As a longstanding Board Member of the Countryside Agency he was vital to bringing national recognition to the breadth and profile of rural economies. As chair of the Vets and Veterinary Services Working Group he would author a major report into the future direction of the Veterinary profession.

In 2003, Philip was appointed to lead a £25million cross-Research Council research programme into Rural Economy and Land Use – the “Relu” Programme. The Programme funded almost 100 research projects over a 10-year period involving almost 500 researchers across the UK.

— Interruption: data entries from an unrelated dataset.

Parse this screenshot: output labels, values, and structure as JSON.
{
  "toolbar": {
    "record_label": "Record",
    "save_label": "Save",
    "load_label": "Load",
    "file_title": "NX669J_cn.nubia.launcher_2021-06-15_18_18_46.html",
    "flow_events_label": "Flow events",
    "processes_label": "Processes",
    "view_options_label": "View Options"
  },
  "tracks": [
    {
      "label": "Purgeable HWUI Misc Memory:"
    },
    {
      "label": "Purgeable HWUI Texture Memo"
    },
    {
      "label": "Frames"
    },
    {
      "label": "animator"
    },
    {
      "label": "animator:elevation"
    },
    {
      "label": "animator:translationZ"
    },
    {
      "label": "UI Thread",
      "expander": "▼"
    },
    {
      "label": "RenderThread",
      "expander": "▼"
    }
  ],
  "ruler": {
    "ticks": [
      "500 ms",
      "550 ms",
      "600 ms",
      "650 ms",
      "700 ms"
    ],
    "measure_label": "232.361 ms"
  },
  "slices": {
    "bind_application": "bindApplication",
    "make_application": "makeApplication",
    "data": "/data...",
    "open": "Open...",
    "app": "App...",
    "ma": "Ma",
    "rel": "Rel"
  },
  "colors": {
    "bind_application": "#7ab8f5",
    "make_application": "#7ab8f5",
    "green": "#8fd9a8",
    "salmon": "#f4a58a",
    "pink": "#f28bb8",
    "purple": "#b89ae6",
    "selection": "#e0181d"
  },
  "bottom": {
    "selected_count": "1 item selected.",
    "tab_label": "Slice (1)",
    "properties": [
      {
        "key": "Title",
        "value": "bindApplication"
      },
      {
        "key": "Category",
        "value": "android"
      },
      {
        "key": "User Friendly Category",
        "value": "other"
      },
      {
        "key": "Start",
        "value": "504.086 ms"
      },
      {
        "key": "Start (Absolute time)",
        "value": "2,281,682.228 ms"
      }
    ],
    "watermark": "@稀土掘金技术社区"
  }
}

Philip was an extremely active and ‘hands-on’ Programme Director, working closely with individual project teams to ensure lessons were learned and transmitted. The Programme mixed together human geographers, sociologists, economists, anthropologists, on the one hand, with ecologists, hydrologists, plant scientists, vets and animal scientists, on the other, pioneering radical interdisciplinarity. Philip’s own disciplinary identity was hard to pin down. He might have studied natural sciences at Oxford, but he was essentially operating as a social scientist working in, and in between, sociology, political science and science studies.

Relu was a huge success, and came to be widely recognised as a model – an exemplar - of how research councils can work together and how research teams can actively reflect on their research practice to add value to their interdisciplinary work, and also more effectively engage stakeholders and their vital expertise throughout the research process. Its pioneering insights were relevant to many other fields where the problems humanity faces require a mix of knowledge and expertise from natural and social sciences – problems such as climate change, flooding, plant, animal and human diseases. Relu demonstrated how researchers in the natural and social sciences could work together to address challenges that cut across social and technical domains. It was a watershed in the UK science landscape and continues to be the benchmark for science funders in addressing major socio-technical challenges.

Despite his Parkinson’s diagnosis, Philip continued to be a generous source of inspiration, mentorship and support to staff of the CRE, who would cherish their catch ups with him and always came away energised and all the more richer in ideas. He continued to produce insightful writings on research policy, the nature of expertise, and interdisciplinary working, publishing what would be his final paper in 2019.

Philip Lowe’s achievements were widely recognised beyond his specialist areas and internationally. In 2003 he was awarded an OBE for services to the rural economy. He would often recount that he received the honour at Buckingham Palace alongside David Beckham.

In 2013 he was awarded the prestigious Bertebos Prize by the King of Sweden for his contribution to sustainable rural development and land use, and this was followed in 2014 by an honorary degree of Doctor of Science at the University of East Anglia. Following the 21st anniversary of the establishment of the CRE, Newcastle University received the Queen’s Anniversary Prize in acknowledgement of CRE’s work and influence in the field of rural development, recognition in large part of Philip’s leadership and vision.

A kind man, with an infectious and warm personality, Philip Lowe was always generous with his ideas. He played a huge role in supporting many people’s careers and nurtured the skills and talents of those who had the privilege to meet and work with him. He was and continues to be a source of inspiration to generations of researchers, policy makers, practitioners and students.

Our thoughts are with Philip’s family, wife Veronica, children Sylvia and Olly, son-in-law Pete, and grandchildren Jasmine and Luca.

Professor Philip Lowe, Born 29 March 1950, Died 17 February 2020


Prof Philip Lowe OBE
Professor Philip Lowe OBE

published on: 20 February 2020